Image SEO

As Google continues to create and encourage a more visual search experience it’s more important than ever to optimise your image SEO.

Your images need to be relevant, high quality and ideally, original to ensure that you are enhancing the user experience.

Context improving visual aids, such as GIFs, infographics, images and charts will all make your content more desirable and sharable and also help to boost your local SEO.

Finding the Right Image:

 In an ideal world every website owner would take and use their own images. Unfortunately, this doesn’t happen, and the use of stock images is becoming more widespread and obvious. This is not the right way to go and will not enhance your site or its SEO.

If you can’t afford to buy images and don’t have any existing examples that help showcase your products and services, there are a few free sources you can use.

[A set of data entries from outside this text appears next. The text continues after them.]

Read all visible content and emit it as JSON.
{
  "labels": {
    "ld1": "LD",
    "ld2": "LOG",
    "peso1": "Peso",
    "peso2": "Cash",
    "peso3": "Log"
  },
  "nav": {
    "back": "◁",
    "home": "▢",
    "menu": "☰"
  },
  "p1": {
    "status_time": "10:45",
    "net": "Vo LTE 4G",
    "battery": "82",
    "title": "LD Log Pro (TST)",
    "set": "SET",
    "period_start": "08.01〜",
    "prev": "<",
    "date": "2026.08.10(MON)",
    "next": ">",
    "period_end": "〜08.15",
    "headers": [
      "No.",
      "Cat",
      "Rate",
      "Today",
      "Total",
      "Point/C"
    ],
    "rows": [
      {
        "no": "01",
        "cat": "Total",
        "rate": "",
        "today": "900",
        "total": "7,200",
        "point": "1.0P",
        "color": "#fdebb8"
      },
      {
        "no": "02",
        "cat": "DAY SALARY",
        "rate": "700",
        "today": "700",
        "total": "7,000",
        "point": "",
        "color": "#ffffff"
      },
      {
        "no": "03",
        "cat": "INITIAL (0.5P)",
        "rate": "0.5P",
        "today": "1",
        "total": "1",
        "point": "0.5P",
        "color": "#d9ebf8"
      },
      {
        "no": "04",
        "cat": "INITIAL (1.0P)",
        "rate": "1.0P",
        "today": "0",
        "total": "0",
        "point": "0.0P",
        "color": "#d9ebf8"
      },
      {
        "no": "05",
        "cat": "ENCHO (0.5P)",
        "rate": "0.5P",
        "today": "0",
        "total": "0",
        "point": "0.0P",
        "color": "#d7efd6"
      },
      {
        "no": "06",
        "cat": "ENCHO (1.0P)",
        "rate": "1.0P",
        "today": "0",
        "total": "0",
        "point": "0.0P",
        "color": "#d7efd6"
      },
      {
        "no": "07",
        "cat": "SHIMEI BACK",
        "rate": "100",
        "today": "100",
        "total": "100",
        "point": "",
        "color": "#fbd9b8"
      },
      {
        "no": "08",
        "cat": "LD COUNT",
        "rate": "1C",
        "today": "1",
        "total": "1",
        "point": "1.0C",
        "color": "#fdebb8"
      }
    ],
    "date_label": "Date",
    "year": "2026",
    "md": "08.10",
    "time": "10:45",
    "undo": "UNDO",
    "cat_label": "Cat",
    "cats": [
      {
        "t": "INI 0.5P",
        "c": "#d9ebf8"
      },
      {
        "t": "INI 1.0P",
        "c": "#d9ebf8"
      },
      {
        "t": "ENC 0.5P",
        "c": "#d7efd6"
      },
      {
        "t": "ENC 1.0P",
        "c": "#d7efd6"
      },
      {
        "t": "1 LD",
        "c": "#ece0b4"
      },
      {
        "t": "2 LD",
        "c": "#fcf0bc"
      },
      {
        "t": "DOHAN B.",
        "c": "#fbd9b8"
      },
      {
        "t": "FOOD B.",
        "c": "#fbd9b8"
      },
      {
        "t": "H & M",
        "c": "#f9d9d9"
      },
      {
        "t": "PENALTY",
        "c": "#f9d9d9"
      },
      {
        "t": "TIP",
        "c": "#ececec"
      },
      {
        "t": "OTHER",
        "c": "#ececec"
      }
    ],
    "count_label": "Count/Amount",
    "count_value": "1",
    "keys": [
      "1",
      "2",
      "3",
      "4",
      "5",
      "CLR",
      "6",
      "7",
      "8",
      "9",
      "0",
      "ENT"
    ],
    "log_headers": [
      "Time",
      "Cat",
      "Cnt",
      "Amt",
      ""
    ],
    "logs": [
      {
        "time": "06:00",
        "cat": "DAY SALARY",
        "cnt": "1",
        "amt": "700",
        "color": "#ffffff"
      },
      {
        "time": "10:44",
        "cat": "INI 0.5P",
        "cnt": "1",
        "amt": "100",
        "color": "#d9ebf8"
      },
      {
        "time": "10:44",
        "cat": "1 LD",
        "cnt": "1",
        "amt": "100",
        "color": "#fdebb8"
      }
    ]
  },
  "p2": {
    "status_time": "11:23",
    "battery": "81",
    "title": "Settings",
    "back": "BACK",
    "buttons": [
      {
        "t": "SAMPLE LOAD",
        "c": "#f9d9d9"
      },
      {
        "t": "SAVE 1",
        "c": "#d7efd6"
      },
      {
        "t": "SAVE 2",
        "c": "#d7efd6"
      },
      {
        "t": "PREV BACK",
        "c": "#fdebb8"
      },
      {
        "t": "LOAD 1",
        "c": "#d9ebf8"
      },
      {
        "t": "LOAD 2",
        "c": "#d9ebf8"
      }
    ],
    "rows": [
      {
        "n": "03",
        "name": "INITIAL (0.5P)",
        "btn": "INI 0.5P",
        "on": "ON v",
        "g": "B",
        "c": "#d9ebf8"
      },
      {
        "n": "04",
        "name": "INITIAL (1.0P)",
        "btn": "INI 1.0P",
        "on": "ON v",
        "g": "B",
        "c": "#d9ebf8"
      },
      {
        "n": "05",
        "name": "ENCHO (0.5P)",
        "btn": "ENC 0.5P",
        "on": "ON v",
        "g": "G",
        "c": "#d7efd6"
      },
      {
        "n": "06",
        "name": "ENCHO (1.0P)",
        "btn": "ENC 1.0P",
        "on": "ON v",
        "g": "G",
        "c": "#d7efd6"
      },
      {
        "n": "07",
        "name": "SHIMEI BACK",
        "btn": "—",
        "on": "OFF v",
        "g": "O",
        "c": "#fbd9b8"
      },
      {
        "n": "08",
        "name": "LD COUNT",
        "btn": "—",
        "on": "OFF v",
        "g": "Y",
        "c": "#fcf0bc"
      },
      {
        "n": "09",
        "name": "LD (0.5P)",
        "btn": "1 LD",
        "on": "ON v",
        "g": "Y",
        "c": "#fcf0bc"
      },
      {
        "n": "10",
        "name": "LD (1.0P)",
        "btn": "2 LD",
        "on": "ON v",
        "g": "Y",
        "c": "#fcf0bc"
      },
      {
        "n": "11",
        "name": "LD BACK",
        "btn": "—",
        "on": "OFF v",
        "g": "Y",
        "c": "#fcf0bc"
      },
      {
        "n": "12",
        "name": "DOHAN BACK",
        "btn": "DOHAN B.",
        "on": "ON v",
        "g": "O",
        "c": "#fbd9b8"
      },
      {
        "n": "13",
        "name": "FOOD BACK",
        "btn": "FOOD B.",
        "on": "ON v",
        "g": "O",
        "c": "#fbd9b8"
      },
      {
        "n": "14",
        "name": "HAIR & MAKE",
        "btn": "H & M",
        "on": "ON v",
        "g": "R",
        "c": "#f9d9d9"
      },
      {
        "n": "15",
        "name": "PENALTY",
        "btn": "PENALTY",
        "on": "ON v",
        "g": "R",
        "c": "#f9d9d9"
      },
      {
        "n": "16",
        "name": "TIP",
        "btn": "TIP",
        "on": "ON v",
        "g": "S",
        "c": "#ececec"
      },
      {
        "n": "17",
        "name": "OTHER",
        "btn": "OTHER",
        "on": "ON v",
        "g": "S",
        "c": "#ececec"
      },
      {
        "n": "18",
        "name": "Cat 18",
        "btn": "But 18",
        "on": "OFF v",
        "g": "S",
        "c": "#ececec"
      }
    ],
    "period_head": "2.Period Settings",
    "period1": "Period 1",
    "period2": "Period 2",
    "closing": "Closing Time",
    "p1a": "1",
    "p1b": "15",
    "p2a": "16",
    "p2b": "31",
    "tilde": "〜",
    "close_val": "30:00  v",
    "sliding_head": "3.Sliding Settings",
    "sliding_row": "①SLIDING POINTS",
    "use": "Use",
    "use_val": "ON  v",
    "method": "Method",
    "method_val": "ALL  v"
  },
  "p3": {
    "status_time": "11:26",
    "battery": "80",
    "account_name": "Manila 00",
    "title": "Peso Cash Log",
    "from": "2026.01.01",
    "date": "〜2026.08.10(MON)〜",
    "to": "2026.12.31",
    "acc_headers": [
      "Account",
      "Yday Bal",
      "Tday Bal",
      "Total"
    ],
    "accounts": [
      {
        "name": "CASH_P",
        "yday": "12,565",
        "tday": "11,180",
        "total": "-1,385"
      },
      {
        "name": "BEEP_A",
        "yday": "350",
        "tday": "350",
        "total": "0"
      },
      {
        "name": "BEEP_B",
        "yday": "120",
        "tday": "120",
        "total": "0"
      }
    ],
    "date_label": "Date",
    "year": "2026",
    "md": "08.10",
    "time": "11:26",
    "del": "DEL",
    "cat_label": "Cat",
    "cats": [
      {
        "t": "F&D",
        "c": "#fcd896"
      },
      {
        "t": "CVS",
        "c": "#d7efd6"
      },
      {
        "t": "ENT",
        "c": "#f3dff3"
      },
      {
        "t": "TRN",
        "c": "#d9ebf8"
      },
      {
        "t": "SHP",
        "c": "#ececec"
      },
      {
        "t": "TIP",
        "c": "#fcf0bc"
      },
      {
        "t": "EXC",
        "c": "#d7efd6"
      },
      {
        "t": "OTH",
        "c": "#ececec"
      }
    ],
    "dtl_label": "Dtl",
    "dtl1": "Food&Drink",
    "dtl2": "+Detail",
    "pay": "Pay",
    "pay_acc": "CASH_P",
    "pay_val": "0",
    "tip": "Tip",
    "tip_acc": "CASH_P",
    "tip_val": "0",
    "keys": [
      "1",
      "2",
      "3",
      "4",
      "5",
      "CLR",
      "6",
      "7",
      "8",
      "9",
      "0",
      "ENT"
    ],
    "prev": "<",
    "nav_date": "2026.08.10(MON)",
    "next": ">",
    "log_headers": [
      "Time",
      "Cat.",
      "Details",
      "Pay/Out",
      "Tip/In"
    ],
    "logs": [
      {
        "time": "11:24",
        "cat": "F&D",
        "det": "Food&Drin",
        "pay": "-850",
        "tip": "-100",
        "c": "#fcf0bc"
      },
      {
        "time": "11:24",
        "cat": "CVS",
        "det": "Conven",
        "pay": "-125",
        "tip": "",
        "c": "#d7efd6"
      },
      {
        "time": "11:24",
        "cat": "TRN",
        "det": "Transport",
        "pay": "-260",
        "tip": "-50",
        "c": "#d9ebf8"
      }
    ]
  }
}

Flickr allows you use images that other people have created, but you’ll need to reference the original photographer otherwise you may be breaching copyright laws.

A “free images” web search may also give you some good sources but remember that these images may well be being used by a lot of other people too.

Google images do have an option to use images that are ‘Labelled for reuse’, just select Images, Tools then, check the option below.

Image SEO Google Images Example

This quick fix method may give you a lot of acceptable images to use for a term like ‘apple pie’ but the quality and quantity of images for more specific terms will drop off significantly.

Naming Your Images:

Whether you’re downloading from the web or taking images with your camera each individual picture will be given a name (unique identifier). When you upload it to your computer it will end up with a filename like this:

IMG1234.jpg

Obviously, this won’t help you quickly identify what the image is, and it isn’t good for image SEO. The accepted naming convention is pretty straightforward though so it’s easy to update. Just rename as:

buckingham-palace-london.jpg

Short, concise and SEO friendly. Assuming your image isn’t actually a frog catching a fly!

Image Alt-Tags/Alt-Text:

 Alt text is a very important aspect to think about when uploading images onto your website.

Google cannot see images, they simply read the file name and alt text to see what it is. This is why describing your image well is so important.

This increased user experience also presents some good SEO opportunities, including the potential to rank your images in ‘Google Images’ search for your keywords.

Keep your alt-tags short, specific and keyword friendly.

Moz provide a perfect, easy to understand example here:

Image SEO Moz Alt Text Example

If you shut your eyes and somebody read the final line of alt text you’d have a pretty good mental image of the rooster! That’s what you’re trying to achieve.

Content management systems (CMS), like Swift Builder, will easily let you change your meta data and alt text for your images when you upload them.

Swift Builder Image Alt Text Screen shot

Image Loading Times

People have notoriously short attention spans and have become very unforgiving when it comes to webpage speeds!

Load time is massively important for both user experience (often called UX) and SEO. Google are very keen to promote the speed as a ranking factor, especially on mobile devices.

Check out how your website performs on their speed test

Swift Builder Page speed screen shot

The results will be generated in a few seconds and Google will provide tips on how to rectify any issues. You can quickly toggle the results for both Desktop and Mobile versions of your site too.

If an image doesn’t have a specific reason to be there don’t use it. If the image adds value to your content, make sure you optimise it so it’s not sapping your site speed.

There are plenty of free tools out there to compress and resize images so that they don’t impact too negatively. The idea is to compress the image file as much as possible without compromising on quality.

If you don’t have access to images editor like Photoshop, then there are lots of online resources:

Pixabay.com

Compress PNG and Compress JPEG

TinyPNG.com

Now you’ve followed these image SEO tips you’ll be a few more steps further ahead of your competition. Making these relatively small changes can have long lasting positive effects on the overall user experience of your website and boost your position in the search engines.